New York Video Festival 2005
The program for Scanners: The 2005 New York Video Festival has been posted and it's always interesting to see how far off the beaten path the annual selections are. Armond White is back again with yet another rumination on pop music and pop culture, this time explored through the medium of music videos. Another seemingly perennial installment, Game Engine - an eye-popping showcase of the latest trends in computer animation - is noticeably absent from this year's slate, replaced instead by something intriguingly called Metagraphics: Freeing Form from Function which, in theory, sounds like a natural evolution of rendering virtual images.
The ones I look forward most to seeing are Yang Ban Xi: The Eight Model Works and the collection of video works by photographer Robert Frank. The former is an examination of a hybrid Peking opera and propaganda theatrical performance pieces developed during Mao Zedong's Cultural Revolution in the late 1960s. For the latter, I had only seen one of the short videos being presented in the Frank anthology, Paper Route, which was something in the vein of an Abbas Kiarostami-like driver/passenger nomadic confessional. While it did not reflect the aesthetic level of his photographs, it was still an interesting meditation on the modern-day orality of communal history, set in desolate, winter wonderland of Nova Scotia.
This year's "pushing the bounds of art" selections are on the Japanese pink film industry which, although I'm curious about from a film history point of view, I'm also dreading. The capstone is the U.S. premiere of The Glamorous Life of Sachiko Hanai aka Horny Home Tutor: Teacher's Love Juice (the title alone is chagrining). Earlier questionable selections in the series have included featuring actual home (and home-made) videos and surveillance tapes, as well as gallery artists expanding their repertoire - often with limited success, such as the indescribably appalling creations of Mike Kelley - into video works. Suffice it to say, "radical" can sometimes be a euphemism for excremental and disposable. Thankfully, there is another series of Japanese video programs on tap: the Cop Festival anthologies, which includes Kiyoshi Kurosawa's The Spiritual Cop.
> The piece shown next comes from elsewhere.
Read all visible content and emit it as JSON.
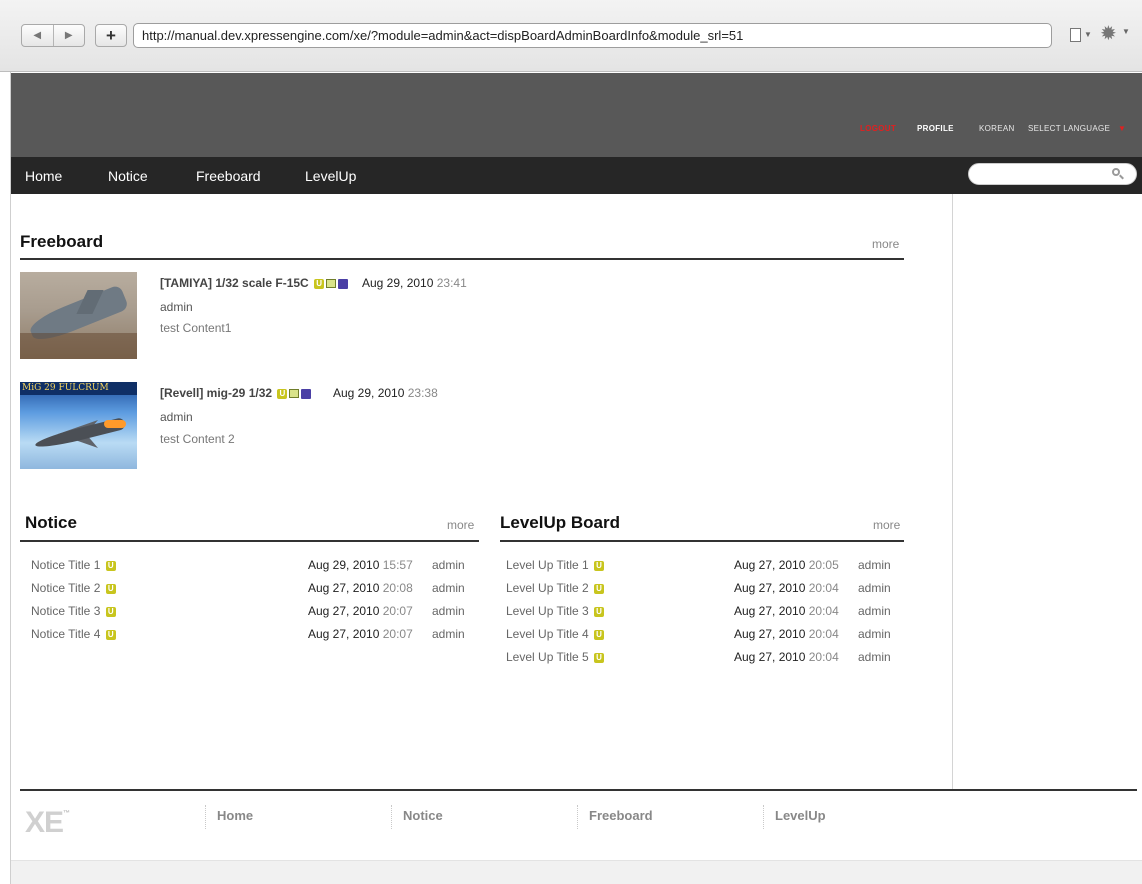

It should make for another interesting extended weekend at NYVF.